The office of New York State Comptroller Thomas P. DiNapoli recently completed an audit of the Village of Dering Harbor’s Board oversight of financial operations. The audit period was June 1, 2017 through August 31, 2018, but the audit was extended back to June 1, 2013 to review past financial records and budgets, and forward to review the 2019-20 budget.
The key findings were that the various Boards — those in office during the years reviewed — failed to comply with statutory requirements when presenting and adopting budgets for 2013-14 through 2018-19. They also underestimated revenues in 2013-2018, and did not pass a local law in 2018 to exceed the tax levy limit as required.
The village, led by a mayor, deputy mayor and three trustees, prepared a response to the points identified in the audit report. Signed by Mayor Betsy Morgan, the response states that the current board has served since June 2018. A different mayor, John Colby, served for one year before that.

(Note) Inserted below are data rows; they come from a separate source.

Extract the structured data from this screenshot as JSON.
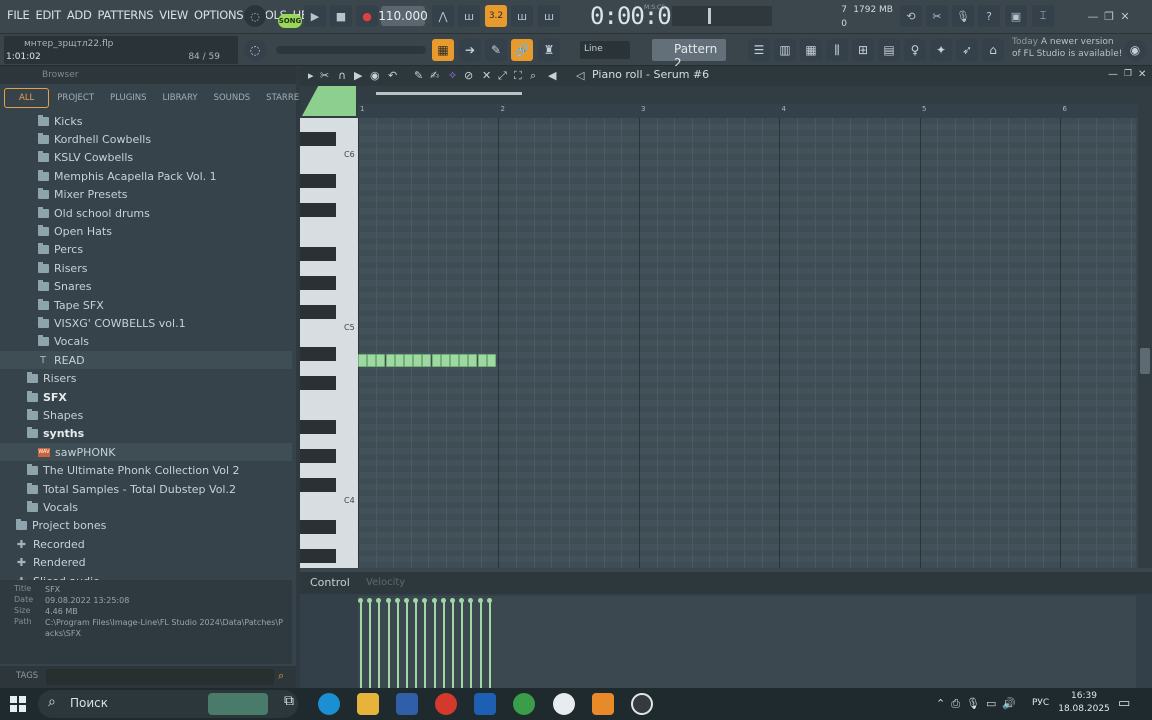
{
  "menu": [
    "FILE",
    "EDIT",
    "ADD",
    "PATTERNS",
    "VIEW",
    "OPTIONS",
    "TOOLS",
    "HELP"
  ],
  "transport": {
    "song_label": "SONG",
    "tempo": "110.000",
    "time": "0:00:00",
    "time_format": "M:S:CS",
    "snap": "3.2"
  },
  "cpu": {
    "value1": "7",
    "memory": "1792 MB",
    "value2": "0"
  },
  "project": {
    "file": "мнтер_зрщтл22.flp",
    "time": "1:01:02",
    "count": "84 / 59"
  },
  "toolbar2": {
    "line_mode": "Line",
    "pattern": "Pattern 2"
  },
  "news": {
    "today": "Today",
    "text": "A newer version of FL Studio is available!"
  },
  "browser": {
    "title": "Browser",
    "tabs": [
      "ALL",
      "PROJECT",
      "PLUGINS",
      "LIBRARY",
      "SOUNDS",
      "STARRED"
    ],
    "tree": [
      {
        "label": "Kicks",
        "indent": 2,
        "type": "folder"
      },
      {
        "label": "Kordhell Cowbells",
        "indent": 2,
        "type": "folder"
      },
      {
        "label": "KSLV Cowbells",
        "indent": 2,
        "type": "folder"
      },
      {
        "label": "Memphis Acapella Pack Vol. 1",
        "indent": 2,
        "type": "folder"
      },
      {
        "label": "Mixer Presets",
        "indent": 2,
        "type": "folder"
      },
      {
        "label": "Old school drums",
        "indent": 2,
        "type": "folder"
      },
      {
        "label": "Open Hats",
        "indent": 2,
        "type": "folder"
      },
      {
        "label": "Percs",
        "indent": 2,
        "type": "folder"
      },
      {
        "label": "Risers",
        "indent": 2,
        "type": "folder"
      },
      {
        "label": "Snares",
        "indent": 2,
        "type": "folder"
      },
      {
        "label": "Tape SFX",
        "indent": 2,
        "type": "folder"
      },
      {
        "label": "VISXG' COWBELLS vol.1",
        "indent": 2,
        "type": "folder"
      },
      {
        "label": "Vocals",
        "indent": 2,
        "type": "folder"
      },
      {
        "label": "READ",
        "indent": 2,
        "type": "text"
      },
      {
        "label": "Risers",
        "indent": 1,
        "type": "folder"
      },
      {
        "label": "SFX",
        "indent": 1,
        "type": "folder"
      },
      {
        "label": "Shapes",
        "indent": 1,
        "type": "folder"
      },
      {
        "label": "synths",
        "indent": 1,
        "type": "folder"
      },
      {
        "label": "sawPHONK",
        "indent": 2,
        "type": "wav"
      },
      {
        "label": "The Ultimate Phonk Collection Vol 2",
        "indent": 1,
        "type": "folder"
      },
      {
        "label": "Total Samples - Total Dubstep Vol.2",
        "indent": 1,
        "type": "folder"
      },
      {
        "label": "Vocals",
        "indent": 1,
        "type": "folder"
      },
      {
        "label": "Project bones",
        "indent": 0,
        "type": "folder"
      },
      {
        "label": "Recorded",
        "indent": 0,
        "type": "plus"
      },
      {
        "label": "Rendered",
        "indent": 0,
        "type": "plus"
      },
      {
        "label": "Sliced audio",
        "indent": 0,
        "type": "plus"
      }
    ],
    "info": {
      "title_label": "Title",
      "title": "SFX",
      "date_label": "Date",
      "date": "09.08.2022 13:25:08",
      "size_label": "Size",
      "size": "4.46 MB",
      "path_label": "Path",
      "path": "C:\\Program Files\\Image-Line\\FL Studio 2024\\Data\\Patches\\Packs\\SFX"
    },
    "tags_label": "TAGS"
  },
  "piano_roll": {
    "title": "Piano roll - Serum #6",
    "ruler": [
      "1",
      "2",
      "3",
      "4",
      "5",
      "6"
    ],
    "key_labels": [
      "C6",
      "C5",
      "C4"
    ],
    "note_count": 15,
    "control_label": "Control",
    "control_sub": "Velocity"
  },
  "taskbar": {
    "search": "Поиск",
    "lang": "РУС",
    "time": "16:39",
    "date": "18.08.2025"
  },
  "colors": {
    "accent": "#e89a2d",
    "note": "#9fd8a2",
    "song": "#9ad85a"
  }
}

Prior to that time, the previous mayor, Tim Hogue, served for 26 years and appointed all trustees.
With the exception of one section of findings on budget preparation, the board accepted the report’s findings and recommendations. Its response stated that of 10 recommendations, seven had already been implemented.
The comptroller’s office corrected the report, in response to the village statement, to clarify that the 2019-20 budget hearing was held by the date prescribed by law.
“Among the reasons we ran for election was a concern about the village’s financial condition and financial management,” Mayor Morgan told the Reporter. “We welcomed the audit as it gave us expert guidance as we embarked on our own efforts to make sense of what had been going on and to get our financial house in order.”
The Board in 2018 formed an audit committee and directed it to contact the state comptroller’s office to request an audit. The Board also engaged a CPA firm to improve financial operations.
Normally, Ms. Morgan said, the state performs routine audits on municipalities every few years and only looks at the previous year’s financials. “But the auditors discovered that the village hadn’t been audited for 23 years, and upon examining the financials for the previous fiscal year, they discovered enough irregularities that they determined that it was necessary to expand the audit to cover the previous five years,” Ms. Morgan said. “With their help we corrected many legacy issues and now our financial condition and records are in great shape.”
With regard to the failure to pass a law to exceed the tax cap in 2018, she said then-mayor John Colby was responsible for developing the budget and ensuring that all state comptroller processes and procedures for budget preparation were observed — including the requirement to pass a local law overriding the 2% budget cap mandated by the state.
“Happily, we haven’t needed to exceed the tax cap since then,” Ms. Morgan said, “as we’ve significantly lowered our budget and reduced property taxes, while at the same time, putting aside a large amount for reserves, all under the stewardship of Patrick Parcells, our current budget officer.”